Exercise description: Look at each line of the listing. Copy those that hold the string "JSON".

Information supplied:
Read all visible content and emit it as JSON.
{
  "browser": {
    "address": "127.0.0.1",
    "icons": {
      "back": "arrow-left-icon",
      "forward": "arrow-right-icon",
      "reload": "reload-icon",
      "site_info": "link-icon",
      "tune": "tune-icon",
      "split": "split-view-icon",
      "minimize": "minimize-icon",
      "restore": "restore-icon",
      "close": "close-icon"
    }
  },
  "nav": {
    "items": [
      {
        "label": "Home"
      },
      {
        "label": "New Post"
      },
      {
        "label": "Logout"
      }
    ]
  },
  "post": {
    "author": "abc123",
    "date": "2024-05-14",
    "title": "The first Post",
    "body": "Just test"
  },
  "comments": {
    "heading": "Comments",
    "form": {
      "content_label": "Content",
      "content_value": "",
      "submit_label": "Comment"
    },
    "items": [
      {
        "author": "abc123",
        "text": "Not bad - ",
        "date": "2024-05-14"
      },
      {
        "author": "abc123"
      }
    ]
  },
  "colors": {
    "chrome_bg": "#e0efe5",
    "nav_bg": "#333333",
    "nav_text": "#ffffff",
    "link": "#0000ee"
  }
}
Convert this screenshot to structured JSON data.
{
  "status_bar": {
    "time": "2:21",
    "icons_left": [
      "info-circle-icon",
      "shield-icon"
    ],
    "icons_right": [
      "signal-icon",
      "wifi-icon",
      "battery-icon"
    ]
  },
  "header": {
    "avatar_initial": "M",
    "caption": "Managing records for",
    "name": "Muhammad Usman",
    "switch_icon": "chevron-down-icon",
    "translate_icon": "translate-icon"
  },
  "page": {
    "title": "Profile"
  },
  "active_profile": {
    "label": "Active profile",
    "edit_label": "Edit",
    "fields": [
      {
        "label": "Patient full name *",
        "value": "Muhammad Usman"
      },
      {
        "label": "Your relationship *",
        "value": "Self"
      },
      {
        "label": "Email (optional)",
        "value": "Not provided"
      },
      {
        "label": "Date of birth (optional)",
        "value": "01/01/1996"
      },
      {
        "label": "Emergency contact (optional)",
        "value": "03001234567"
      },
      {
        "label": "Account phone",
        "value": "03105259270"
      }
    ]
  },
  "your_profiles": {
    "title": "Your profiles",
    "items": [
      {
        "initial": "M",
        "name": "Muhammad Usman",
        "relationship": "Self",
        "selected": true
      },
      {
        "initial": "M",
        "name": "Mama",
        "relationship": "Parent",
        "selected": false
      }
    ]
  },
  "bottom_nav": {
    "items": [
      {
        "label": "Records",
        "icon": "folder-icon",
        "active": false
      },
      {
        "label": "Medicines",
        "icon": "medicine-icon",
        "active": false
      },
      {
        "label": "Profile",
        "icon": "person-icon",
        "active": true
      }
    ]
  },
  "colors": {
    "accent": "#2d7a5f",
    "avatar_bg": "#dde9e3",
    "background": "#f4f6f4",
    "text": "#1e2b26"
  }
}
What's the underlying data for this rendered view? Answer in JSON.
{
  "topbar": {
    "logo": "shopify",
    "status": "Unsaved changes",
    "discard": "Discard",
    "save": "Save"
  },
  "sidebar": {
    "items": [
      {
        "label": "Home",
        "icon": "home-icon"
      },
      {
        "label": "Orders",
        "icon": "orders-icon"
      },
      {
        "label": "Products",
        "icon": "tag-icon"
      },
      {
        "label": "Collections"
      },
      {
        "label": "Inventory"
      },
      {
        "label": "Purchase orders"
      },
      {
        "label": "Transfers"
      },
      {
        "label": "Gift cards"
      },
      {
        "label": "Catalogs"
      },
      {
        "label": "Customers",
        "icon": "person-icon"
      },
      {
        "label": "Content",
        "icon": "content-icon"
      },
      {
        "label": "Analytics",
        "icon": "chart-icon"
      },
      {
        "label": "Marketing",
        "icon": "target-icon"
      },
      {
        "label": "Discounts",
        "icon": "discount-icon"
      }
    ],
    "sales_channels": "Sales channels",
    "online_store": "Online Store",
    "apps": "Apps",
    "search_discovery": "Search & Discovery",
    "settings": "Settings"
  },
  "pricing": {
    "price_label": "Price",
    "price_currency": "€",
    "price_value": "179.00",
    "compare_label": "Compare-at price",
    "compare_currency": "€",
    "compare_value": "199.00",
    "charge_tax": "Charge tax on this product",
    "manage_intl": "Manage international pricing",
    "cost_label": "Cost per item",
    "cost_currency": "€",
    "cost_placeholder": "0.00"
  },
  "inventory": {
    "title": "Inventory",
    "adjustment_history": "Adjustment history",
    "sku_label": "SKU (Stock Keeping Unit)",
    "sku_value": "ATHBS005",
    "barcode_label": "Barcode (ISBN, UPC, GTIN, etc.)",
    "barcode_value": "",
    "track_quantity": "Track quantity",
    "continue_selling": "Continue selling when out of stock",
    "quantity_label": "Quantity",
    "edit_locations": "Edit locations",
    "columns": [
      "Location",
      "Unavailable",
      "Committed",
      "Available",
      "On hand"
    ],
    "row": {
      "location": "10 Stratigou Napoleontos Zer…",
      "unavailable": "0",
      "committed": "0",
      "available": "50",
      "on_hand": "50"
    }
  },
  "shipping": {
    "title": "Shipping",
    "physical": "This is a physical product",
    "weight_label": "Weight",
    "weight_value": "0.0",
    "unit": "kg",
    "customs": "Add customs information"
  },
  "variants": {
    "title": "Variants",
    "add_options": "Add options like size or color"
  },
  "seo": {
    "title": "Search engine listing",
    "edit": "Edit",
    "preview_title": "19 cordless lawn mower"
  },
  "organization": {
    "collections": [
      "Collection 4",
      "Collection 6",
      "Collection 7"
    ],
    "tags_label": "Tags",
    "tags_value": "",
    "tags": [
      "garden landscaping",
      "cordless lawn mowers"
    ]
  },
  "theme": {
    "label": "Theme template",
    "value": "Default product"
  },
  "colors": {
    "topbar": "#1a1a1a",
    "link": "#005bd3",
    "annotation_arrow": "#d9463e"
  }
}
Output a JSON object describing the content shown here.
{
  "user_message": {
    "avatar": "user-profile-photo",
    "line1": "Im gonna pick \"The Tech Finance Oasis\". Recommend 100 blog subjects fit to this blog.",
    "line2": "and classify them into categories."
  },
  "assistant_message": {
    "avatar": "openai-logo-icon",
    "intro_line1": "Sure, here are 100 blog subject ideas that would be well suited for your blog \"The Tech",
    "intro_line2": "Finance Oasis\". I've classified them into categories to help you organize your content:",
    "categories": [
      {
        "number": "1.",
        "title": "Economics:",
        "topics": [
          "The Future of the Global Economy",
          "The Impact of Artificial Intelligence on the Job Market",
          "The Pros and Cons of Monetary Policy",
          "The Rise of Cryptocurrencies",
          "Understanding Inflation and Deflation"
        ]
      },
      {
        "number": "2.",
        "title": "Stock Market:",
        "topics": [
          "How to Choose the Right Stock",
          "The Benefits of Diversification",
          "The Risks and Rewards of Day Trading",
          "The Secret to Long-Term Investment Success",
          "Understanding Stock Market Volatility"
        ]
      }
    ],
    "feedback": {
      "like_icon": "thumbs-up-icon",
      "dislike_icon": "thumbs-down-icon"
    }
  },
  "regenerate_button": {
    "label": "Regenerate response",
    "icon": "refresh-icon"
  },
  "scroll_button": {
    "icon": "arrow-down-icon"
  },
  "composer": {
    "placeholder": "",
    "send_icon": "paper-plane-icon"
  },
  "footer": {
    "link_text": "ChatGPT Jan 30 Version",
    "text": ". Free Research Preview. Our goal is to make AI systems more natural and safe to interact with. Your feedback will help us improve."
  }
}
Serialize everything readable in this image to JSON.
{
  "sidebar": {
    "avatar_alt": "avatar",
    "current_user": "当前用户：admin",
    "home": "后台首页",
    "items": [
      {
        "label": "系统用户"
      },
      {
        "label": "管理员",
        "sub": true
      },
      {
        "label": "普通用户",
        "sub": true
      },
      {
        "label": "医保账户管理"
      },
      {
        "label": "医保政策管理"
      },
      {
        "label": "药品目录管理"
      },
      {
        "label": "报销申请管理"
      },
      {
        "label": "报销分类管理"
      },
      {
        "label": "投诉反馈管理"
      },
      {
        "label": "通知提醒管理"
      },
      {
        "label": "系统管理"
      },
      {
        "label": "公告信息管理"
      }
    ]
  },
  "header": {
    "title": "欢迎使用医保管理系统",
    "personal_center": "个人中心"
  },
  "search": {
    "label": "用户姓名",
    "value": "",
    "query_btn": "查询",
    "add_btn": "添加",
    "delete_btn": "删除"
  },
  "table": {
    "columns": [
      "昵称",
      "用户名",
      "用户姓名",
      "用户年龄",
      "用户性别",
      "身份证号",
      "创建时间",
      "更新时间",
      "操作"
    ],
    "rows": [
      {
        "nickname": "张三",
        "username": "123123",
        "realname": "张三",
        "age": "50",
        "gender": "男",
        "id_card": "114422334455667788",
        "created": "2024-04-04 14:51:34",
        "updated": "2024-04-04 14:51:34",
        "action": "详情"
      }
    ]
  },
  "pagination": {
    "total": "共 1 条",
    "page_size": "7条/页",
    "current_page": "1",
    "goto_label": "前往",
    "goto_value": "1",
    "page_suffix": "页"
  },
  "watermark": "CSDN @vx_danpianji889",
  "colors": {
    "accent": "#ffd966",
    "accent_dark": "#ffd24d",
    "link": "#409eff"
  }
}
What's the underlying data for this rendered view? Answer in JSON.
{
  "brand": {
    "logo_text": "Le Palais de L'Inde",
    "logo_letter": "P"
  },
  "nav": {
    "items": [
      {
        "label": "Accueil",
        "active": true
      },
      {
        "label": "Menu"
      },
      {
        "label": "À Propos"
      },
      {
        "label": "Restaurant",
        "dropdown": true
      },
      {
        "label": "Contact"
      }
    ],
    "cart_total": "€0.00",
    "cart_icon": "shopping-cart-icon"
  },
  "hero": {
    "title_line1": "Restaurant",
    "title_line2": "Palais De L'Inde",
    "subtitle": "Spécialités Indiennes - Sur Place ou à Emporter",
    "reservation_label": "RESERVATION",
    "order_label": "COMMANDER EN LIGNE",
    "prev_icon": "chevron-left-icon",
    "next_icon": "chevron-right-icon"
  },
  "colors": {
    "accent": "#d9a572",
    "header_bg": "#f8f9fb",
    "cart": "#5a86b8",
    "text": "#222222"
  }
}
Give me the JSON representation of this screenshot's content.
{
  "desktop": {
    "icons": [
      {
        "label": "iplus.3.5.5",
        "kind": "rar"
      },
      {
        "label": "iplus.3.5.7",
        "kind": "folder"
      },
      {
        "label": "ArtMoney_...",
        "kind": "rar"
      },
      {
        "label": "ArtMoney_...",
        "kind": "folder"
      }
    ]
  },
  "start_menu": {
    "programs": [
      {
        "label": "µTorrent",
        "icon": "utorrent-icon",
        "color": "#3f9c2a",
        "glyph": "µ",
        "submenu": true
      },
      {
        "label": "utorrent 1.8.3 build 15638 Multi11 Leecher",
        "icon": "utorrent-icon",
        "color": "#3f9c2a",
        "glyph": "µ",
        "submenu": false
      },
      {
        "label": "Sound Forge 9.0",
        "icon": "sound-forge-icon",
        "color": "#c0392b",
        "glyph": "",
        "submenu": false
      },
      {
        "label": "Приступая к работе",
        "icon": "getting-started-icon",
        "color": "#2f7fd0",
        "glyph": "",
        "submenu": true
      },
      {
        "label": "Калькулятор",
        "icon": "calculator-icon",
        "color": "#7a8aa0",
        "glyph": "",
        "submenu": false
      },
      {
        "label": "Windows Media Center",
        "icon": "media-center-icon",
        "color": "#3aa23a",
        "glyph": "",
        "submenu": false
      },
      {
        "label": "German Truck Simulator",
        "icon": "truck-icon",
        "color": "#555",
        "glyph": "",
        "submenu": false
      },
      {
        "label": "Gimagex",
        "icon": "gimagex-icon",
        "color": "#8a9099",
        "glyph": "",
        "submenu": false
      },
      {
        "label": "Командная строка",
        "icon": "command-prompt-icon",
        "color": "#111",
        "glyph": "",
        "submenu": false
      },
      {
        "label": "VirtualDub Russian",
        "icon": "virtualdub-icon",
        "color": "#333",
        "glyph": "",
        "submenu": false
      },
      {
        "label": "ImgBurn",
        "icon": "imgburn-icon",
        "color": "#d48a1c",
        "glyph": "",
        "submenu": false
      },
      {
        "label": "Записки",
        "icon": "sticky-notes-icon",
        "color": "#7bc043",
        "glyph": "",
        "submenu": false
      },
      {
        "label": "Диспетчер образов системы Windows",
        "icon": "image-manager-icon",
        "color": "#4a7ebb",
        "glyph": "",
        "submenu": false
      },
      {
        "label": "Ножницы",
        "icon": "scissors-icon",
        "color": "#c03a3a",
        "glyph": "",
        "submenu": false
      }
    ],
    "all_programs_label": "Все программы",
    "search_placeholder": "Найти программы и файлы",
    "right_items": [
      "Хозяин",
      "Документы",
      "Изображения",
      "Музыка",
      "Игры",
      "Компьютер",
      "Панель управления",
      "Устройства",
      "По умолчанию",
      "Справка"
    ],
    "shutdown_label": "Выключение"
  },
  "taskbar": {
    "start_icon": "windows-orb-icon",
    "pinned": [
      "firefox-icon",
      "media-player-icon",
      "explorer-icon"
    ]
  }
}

Exercise solution:
Read all visible content and emit it as JSON.
Convert this screenshot to structured JSON data.
What's the underlying data for this rendered view? Answer in JSON.
Output a JSON object describing the content shown here.
Serialize everything readable in this image to JSON.
What's the underlying data for this rendered view? Answer in JSON.
Give me the JSON representation of this screenshot's content.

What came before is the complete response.